Author: C. M. Torrens
Publisher: DSP Publications
Length: 270 Pages
Category: Fantasy, Paranormal
At a Glance: Easy shifter read, but not your standard Paranormal Romance.
Reviewed By: Ben
Blurb: After years of abuse in his old shifter pack, Dante found a new life with Alpha Victor. He would do anything for Victor. Anything but stay away from Jesse, the half-blood stray. But when Victor names Dante his heir, he has no choice but to accept the duties given to him even if it means relinquishing the possibility of love. He owes his life and sanity to Victor, and that’s a debt Dante can never fully repay.
But Dante should have known the good life couldn’t last. His former alpha, Caster, is not a male who lets anything of value slip through his grasp. When rumors fly of Caster’s return, Dante knows the man will stop at nothing to possess him and his talent once again. When Jesse is kidnapped and Victor falls victim to an untimely death, his worst fears are realized. His old alpha has finally returned to reclaim him. Dante must use his fears and nightmares to save Jesse and his pack, even if it means sacrificing himself.
Review: All in all, this was a simple, easy-going shifter read. Even though there were a lot of similarities between this work and other shifter works, how it deviated from the norm was it didn’t have the usual strong romantic or sexual components shifter books have, though the genre as a whole is changing. The parts that really worked for me centered around exploring the world with Dante’s character.
Dante was relatable and fairly mellow. I didn’t find him particularly compelling, but he was complex and he did have a ton of agency. He’s the one with the dark past, he’s the outsider, but he was also ultimately the solution to his pack’s salvation and the betterment of the entire shifter community. I’m not sure the blurb represents Dante’s internal struggle as I saw it, but I suppose it’s close enough and I did enjoy his viewpoint.
There were other viewpoints in the novel, but I couldn’t latch onto them as much as I did with Dante’s. We even got to dip into Castor’s head, the main antagonist. Victor, the alpha of Dante’s pack, was interesting, but he seemed to be more of a plot device than anything, which was disappointing because I liked him and wanted to know what he saw in Dante that I wasn’t seeing. His faith in Dante seemed—to me—horrendously misplaced and dangerous for his pack. But it was also a fascinating piece of information about our protagonist’s worth from a character who wasn’t Dante. Otherwise, Dante has pretty low self-esteem for a shifter, who as a race seem to be fairly happy with who they are as people.
One of the aspects that attracted both Castor and Victor to Dante was his talent. Apparently, a small portion of alpha males have talents that can benefit the pack, and they vary wildly. They weren’t explained in super detail, and sometimes they seemed more like another plot device than anything; however, Dante’s talent could explain why both Victor and Castor took such great risks to keep him around, and Victor’s not one for being reckless. Even though the process of Dante’s talent was murky at best, it was clear that what he was capable of was very important to the pack and their society. Dante, however, doesn’t see his talent as a good thing, which explains why he doesn’t use it as much as he could.

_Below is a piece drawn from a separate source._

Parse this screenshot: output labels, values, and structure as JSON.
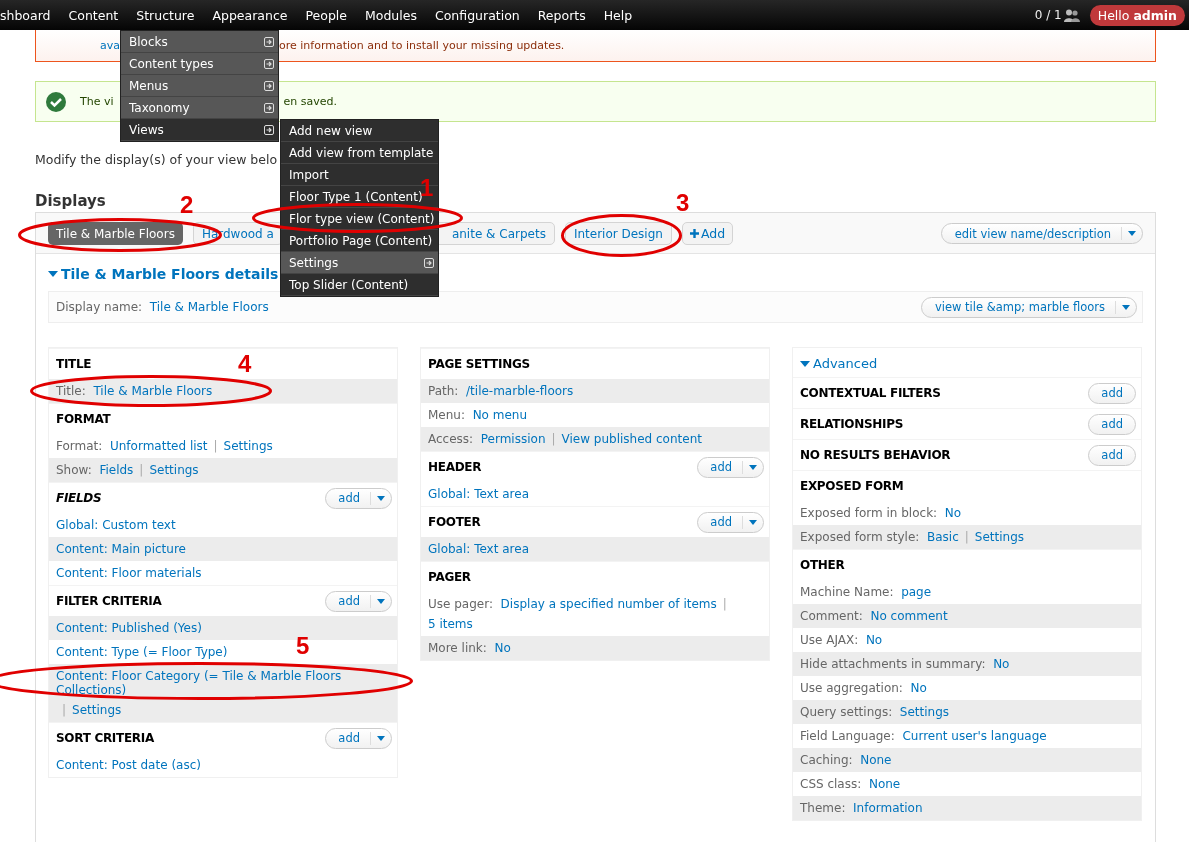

In many ways, the worldbuilding was more interesting than your standard shifter fiction. There was a bit more canine culture—body language, motivations, etc. I found the idea of a pack bed rather intriguing, and I would have liked that explored more. One part that had me laughing was how in Dante’s pack, the females (they aren’t referred to as women) and pups ate first. My folks breed show dogs, and their alpha female always eats before her pups, so does the alpha male, and the alpha female will guard her food even if she has no interest in actually eating it. These little tidbits of worldbuilding in the story—where they differed and where they were the same as canine culture—were fascinating to me.
I could be over generalizing, but I was curious as to why every shifter worked as a mechanic in a shop. How did that affect the town they lived in? Why didn’t we see many interactions of Dante with humans? If they work in society as mechanics, wouldn’t that interaction be a big part of their lives?
This was a fun read, perfect for any shifter fiction fan. I would have liked the point of view to have stayed with Dante, and, through Dante, we had been allowed to explore the world more, but keeping readers begging for more is an author’s bread and butter, so I’m going to say it was a job well done!
You can buy The Alpha’s Weave here: